Action item:
Every line with the word "text" in it should be extracted from the data that follows.
======== Dataset extract
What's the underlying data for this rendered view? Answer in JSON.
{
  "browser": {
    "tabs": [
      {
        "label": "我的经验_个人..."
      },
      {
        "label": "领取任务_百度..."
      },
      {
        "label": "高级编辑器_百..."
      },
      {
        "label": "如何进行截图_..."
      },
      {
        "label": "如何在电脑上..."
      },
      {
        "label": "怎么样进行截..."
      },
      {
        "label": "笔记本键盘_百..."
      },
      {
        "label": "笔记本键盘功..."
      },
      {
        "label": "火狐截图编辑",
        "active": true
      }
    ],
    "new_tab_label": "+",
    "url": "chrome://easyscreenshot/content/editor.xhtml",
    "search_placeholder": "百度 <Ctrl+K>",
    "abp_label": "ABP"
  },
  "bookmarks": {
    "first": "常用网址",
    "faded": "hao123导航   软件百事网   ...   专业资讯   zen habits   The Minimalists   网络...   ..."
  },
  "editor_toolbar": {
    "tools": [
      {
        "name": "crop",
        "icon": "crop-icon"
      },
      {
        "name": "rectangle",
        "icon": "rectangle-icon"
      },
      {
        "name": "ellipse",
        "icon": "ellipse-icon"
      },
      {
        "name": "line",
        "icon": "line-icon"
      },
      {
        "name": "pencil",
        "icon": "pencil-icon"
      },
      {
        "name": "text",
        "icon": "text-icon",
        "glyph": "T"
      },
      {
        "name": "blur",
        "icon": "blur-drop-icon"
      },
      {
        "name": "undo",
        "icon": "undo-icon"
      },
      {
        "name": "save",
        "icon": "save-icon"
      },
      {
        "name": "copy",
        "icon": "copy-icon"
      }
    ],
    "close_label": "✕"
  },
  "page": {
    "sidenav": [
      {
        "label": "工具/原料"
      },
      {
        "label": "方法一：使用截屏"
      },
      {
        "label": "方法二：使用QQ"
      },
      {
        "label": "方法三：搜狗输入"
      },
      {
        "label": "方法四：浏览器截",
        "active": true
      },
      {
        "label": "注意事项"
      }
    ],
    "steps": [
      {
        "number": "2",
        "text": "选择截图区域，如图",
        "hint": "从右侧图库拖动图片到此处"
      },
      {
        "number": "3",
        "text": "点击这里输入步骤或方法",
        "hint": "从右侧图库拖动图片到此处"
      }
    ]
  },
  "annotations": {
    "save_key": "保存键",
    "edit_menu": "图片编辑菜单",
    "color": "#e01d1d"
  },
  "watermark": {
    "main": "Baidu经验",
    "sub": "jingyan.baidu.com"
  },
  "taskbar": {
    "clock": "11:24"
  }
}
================
Written reply:
        "name": "text",
        "icon": "text-icon",
        "text": "选择截图区域，如图",
        "text": "点击这里输入步骤或方法",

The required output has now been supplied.